-- Dataset rows describing interfaces --
- Opening Delimiter -

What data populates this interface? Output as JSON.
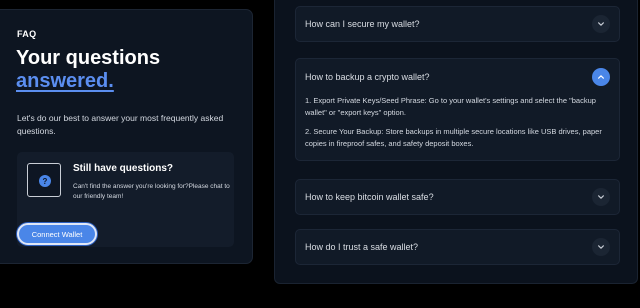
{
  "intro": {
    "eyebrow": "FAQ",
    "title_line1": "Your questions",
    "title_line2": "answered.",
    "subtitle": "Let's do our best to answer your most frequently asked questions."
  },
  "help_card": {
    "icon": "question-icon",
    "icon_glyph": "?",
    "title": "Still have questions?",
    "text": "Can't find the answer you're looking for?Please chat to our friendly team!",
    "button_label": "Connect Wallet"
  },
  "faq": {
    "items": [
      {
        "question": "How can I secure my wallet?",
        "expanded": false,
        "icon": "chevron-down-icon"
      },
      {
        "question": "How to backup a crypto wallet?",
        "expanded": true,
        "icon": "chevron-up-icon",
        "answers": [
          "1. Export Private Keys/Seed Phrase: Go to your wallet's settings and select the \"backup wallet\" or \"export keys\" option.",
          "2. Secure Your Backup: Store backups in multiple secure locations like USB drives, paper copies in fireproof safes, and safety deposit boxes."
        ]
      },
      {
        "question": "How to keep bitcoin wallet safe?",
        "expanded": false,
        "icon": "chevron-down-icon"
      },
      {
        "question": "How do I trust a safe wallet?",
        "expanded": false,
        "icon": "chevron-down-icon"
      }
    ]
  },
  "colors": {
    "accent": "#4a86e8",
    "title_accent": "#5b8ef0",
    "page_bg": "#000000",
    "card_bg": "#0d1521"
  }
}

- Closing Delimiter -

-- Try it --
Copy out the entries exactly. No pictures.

-- Task response --
What data populates this interface? Output as JSON.
{
  "intro": {
    "eyebrow": "FAQ",
    "title_line1": "Your questions",
    "title_line2": "answered.",
    "subtitle": "Let's do our best to answer your most frequently asked questions."
  },
  "help_card": {
    "icon": "question-icon",
    "icon_glyph": "?",
    "title": "Still have questions?",
    "text": "Can't find the answer you're looking for?Please chat to our friendly team!",
    "button_label": "Connect Wallet"
  },
  "faq": {
    "items": [
      {
        "question": "How can I secure my wallet?",
        "expanded": false,
        "icon": "chevron-down-icon"
      },
      {
        "question": "How to backup a crypto wallet?",
        "expanded": true,
        "icon": "chevron-up-icon",
        "answers": [
          "1. Export Private Keys/Seed Phrase: Go to your wallet's settings and select the \"backup wallet\" or \"export keys\" option.",
          "2. Secure Your Backup: Store backups in multiple secure locations like USB drives, paper copies in fireproof safes, and safety deposit boxes."
        ]
      },
      {
        "question": "How to keep bitcoin wallet safe?",
        "expanded": false,
        "icon": "chevron-down-icon"
      },
      {
        "question": "How do I trust a safe wallet?",
        "expanded": false,
        "icon": "chevron-down-icon"
      }
    ]
  },
  "colors": {
    "accent": "#4a86e8",
    "title_accent": "#5b8ef0",
    "page_bg": "#000000",
    "card_bg": "#0d1521"
  }
}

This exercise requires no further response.